Claddagh ring blog - Irish traditional recipe


For those of you who have not heard of 'Dublin Coddle' before. It is an Irish dish associated with Dublin. The main ingredients are good quality pork sausages, streaky rashers/bacon, potatoes and onions. Covered with stock and allowed to simmer for about an hour to allow the flavours to develop. The potatoes soften which will thicken the liquid. There are various ingredients that can be added depending on your personal taste. Some people like to include carrots, perhaps some celary or leek. A very small amount of milk or Guinness can also be added. Be careful adding salt, as the bacon can be salty. Taste as you go. Parsley or barley in small acounts may be also added.
The sausages can be added whole or cut into pieces. The bacon cut into pieces. The recipe calls for raw sausages but if you prefer you can brown them first. Potatoes are peeled and cut into quarters. Onions are sliced or chopped. Ingredients are layered into the pot and covered with stock enough to cover the ingredients. (approx 1 pint - chicken stock). A well - fitting lid will enhance the recipe. The 'Coddle' should be simmered gently. The longer the 'Coddle' simmers the more the potatoes will go into a mush, which will thicken the soup.
'Coddle' was a meal that was inexpensive. Many families could not afford mutton. So sausages and bacon was a tasty alternative.
A note of interest: Coddle was reputedly a favourite of Sean O'Casey and Jonathan Swift, and it appears in several Dublin literary references such as James Joyce.
Served with hot crusty bread and a pint of the black stuff. A splendid meal!

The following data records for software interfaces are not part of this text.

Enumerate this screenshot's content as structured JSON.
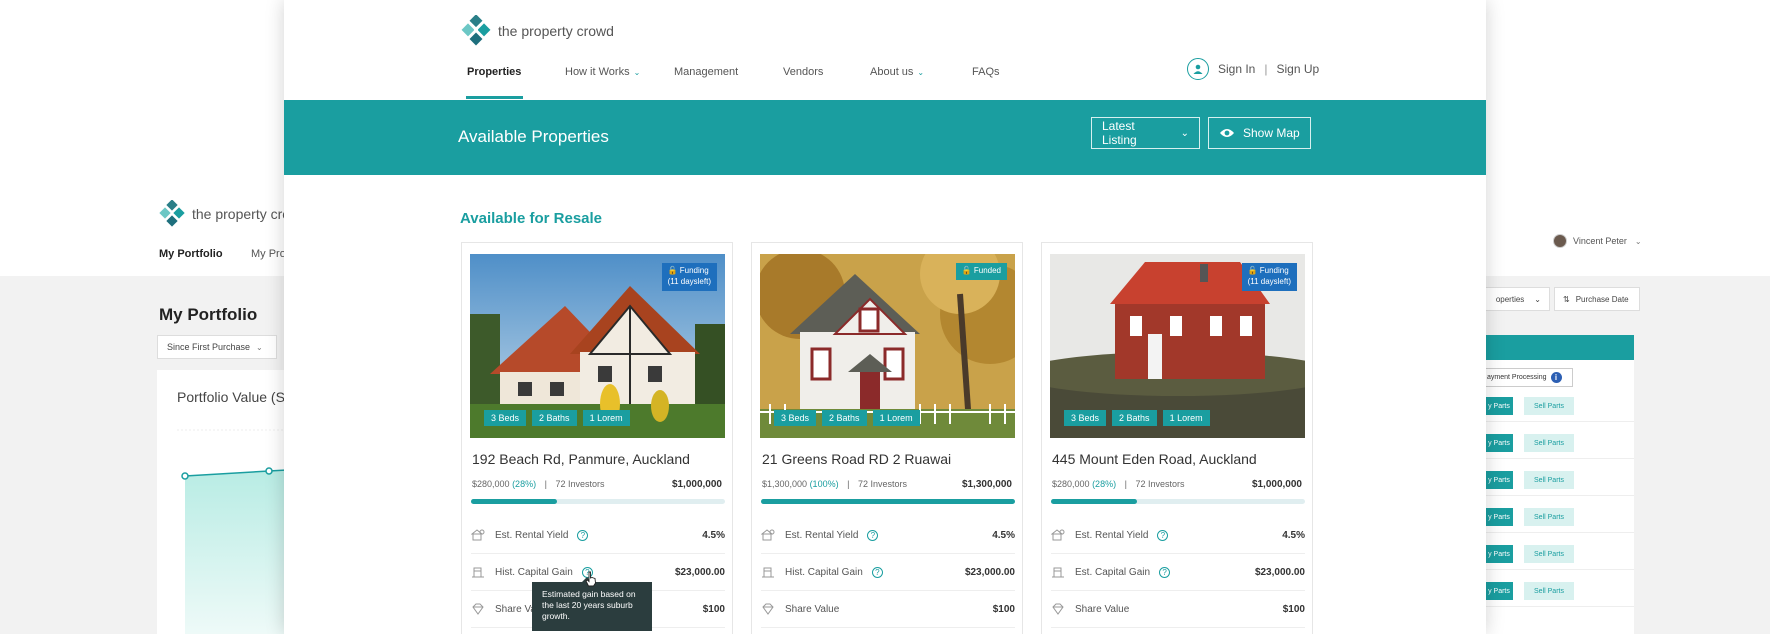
{
  "background": {
    "logo_text": "the property cro",
    "nav": {
      "item1": "My Portfolio",
      "item2": "My Pro"
    },
    "heading": "My Portfolio",
    "since_select": "Since First Purchase",
    "chart_title": "Portfolio Value (S",
    "user_name": "Vincent Peter",
    "filter_properties": "operties",
    "filter_purchase_date": "Purchase Date",
    "status_label": "ayment Processing",
    "buy_label": "y Parts",
    "sell_label": "Sell Parts"
  },
  "header": {
    "logo_text": "the property crowd",
    "nav": [
      {
        "label": "Properties"
      },
      {
        "label": "How it Works"
      },
      {
        "label": "Management"
      },
      {
        "label": "Vendors"
      },
      {
        "label": "About us"
      },
      {
        "label": "FAQs"
      }
    ],
    "sign_in": "Sign In",
    "separator": "|",
    "sign_up": "Sign Up"
  },
  "banner": {
    "title": "Available Properties",
    "sort_label": "Latest Listing",
    "map_label": "Show Map"
  },
  "section_title": "Available for Resale",
  "colors": {
    "accent": "#1a9ea0",
    "funding_badge": "#1e6fbd"
  },
  "cards": [
    {
      "status_line1": "Funding",
      "status_line2": "(11 daysleft)",
      "tags": [
        "3 Beds",
        "2 Baths",
        "1 Lorem"
      ],
      "title": "192 Beach Rd, Panmure, Auckland",
      "raised": "$280,000",
      "pct": "(28%)",
      "investors": "72 Investors",
      "target": "$1,000,000",
      "progress": 0.34,
      "stats": [
        {
          "label": "Est. Rental Yield",
          "value": "4.5%"
        },
        {
          "label": "Hist. Capital Gain",
          "value": "$23,000.00"
        },
        {
          "label": "Share Value",
          "value": "$100"
        }
      ]
    },
    {
      "status_line1": "Funded",
      "tags": [
        "3 Beds",
        "2 Baths",
        "1 Lorem"
      ],
      "title": "21 Greens Road RD 2 Ruawai",
      "raised": "$1,300,000",
      "pct": "(100%)",
      "investors": "72 Investors",
      "target": "$1,300,000",
      "progress": 1.0,
      "stats": [
        {
          "label": "Est. Rental Yield",
          "value": "4.5%"
        },
        {
          "label": "Hist. Capital Gain",
          "value": "$23,000.00"
        },
        {
          "label": "Share Value",
          "value": "$100"
        }
      ]
    },
    {
      "status_line1": "Funding",
      "status_line2": "(11 daysleft)",
      "tags": [
        "3 Beds",
        "2 Baths",
        "1 Lorem"
      ],
      "title": "445 Mount Eden Road, Auckland",
      "raised": "$280,000",
      "pct": "(28%)",
      "investors": "72 Investors",
      "target": "$1,000,000",
      "progress": 0.34,
      "stats": [
        {
          "label": "Est. Rental Yield",
          "value": "4.5%"
        },
        {
          "label": "Est. Capital Gain",
          "value": "$23,000.00"
        },
        {
          "label": "Share Value",
          "value": "$100"
        }
      ]
    }
  ],
  "tooltip": {
    "text": "Estimated gain based on the last 20 years suburb growth."
  }
}
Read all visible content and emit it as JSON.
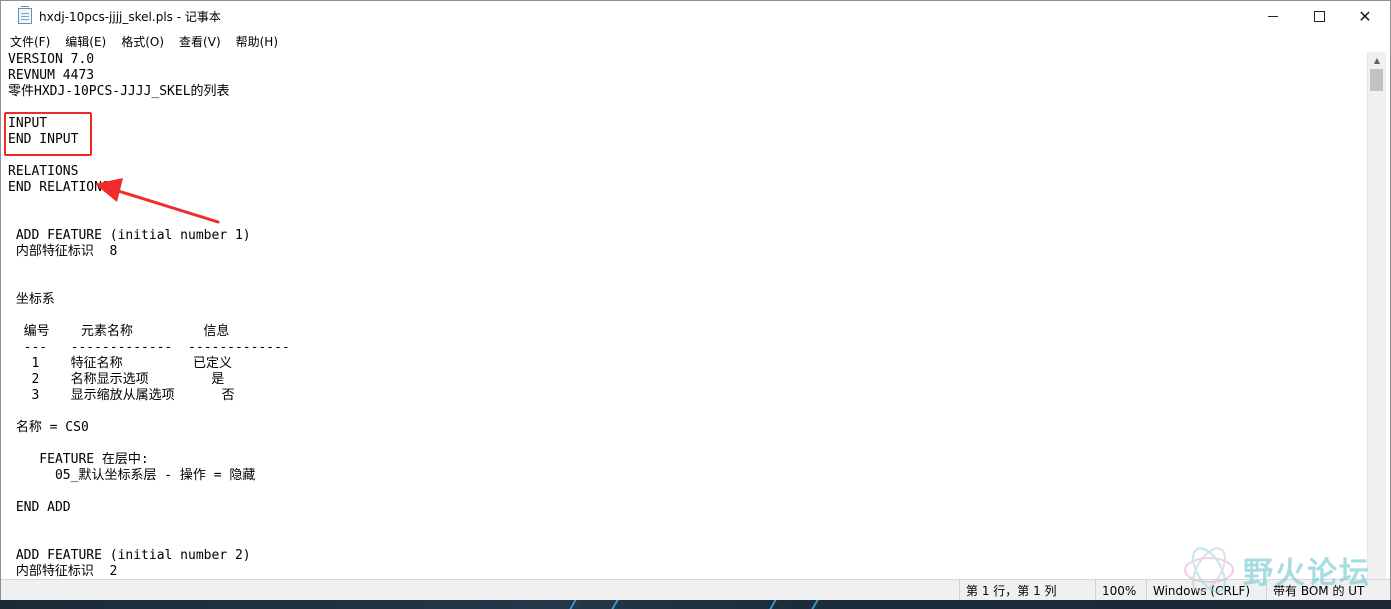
{
  "window": {
    "title": "hxdj-10pcs-jjjj_skel.pls - 记事本",
    "controls": {
      "minimize": "minimize",
      "maximize": "maximize",
      "close": "✕"
    }
  },
  "menu": [
    {
      "label": "文件(F)"
    },
    {
      "label": "编辑(E)"
    },
    {
      "label": "格式(O)"
    },
    {
      "label": "查看(V)"
    },
    {
      "label": "帮助(H)"
    }
  ],
  "editor": {
    "lines": [
      "VERSION 7.0",
      "REVNUM 4473",
      "零件HXDJ-10PCS-JJJJ_SKEL的列表",
      "",
      "INPUT",
      "END INPUT",
      "",
      "RELATIONS",
      "END RELATIONS",
      "",
      "",
      " ADD FEATURE (initial number 1)",
      " 内部特征标识  8",
      "",
      "",
      " 坐标系",
      "",
      "  编号    元素名称         信息",
      "  ---   -------------  -------------",
      "   1    特征名称         已定义",
      "   2    名称显示选项        是",
      "   3    显示缩放从属选项      否",
      "",
      " 名称 = CS0",
      "",
      "    FEATURE 在层中:",
      "      05_默认坐标系层 - 操作 = 隐藏",
      "",
      " END ADD",
      "",
      "",
      " ADD FEATURE (initial number 2)",
      " 内部特征标识  2"
    ]
  },
  "status": {
    "position": "第 1 行，第 1 列",
    "zoom": "100%",
    "line_ending": "Windows (CRLF)",
    "encoding": "带有 BOM 的 UT"
  },
  "watermark": {
    "text": "野火论坛"
  },
  "colors": {
    "annotation": "#ef2b2b",
    "window_bg": "#ffffff",
    "status_bg": "#f0f0f0"
  }
}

350G (12oz) potatoes, peeled and cut into quarters
200G (7oz) Onions, chopped
225G (8oz) Top quality pork sausages, (each one cut into 4 pieces if prefered)
600ml (1pt) stock (chicken stock) or water.
100G (3 and a half oz) bacon/ streaky rashers cut into pieces (rindless is preferable)
1 tablespoon chopped fresh parsley
Seasoning - black pepper, be careful adding the salt.

If you are adding your own vegetables, e.g. carrots, etc., don't cut to thinly.

Back to blog

Leave a comment

Please note, comments on this claddagh ring blog need to be approved before they are published.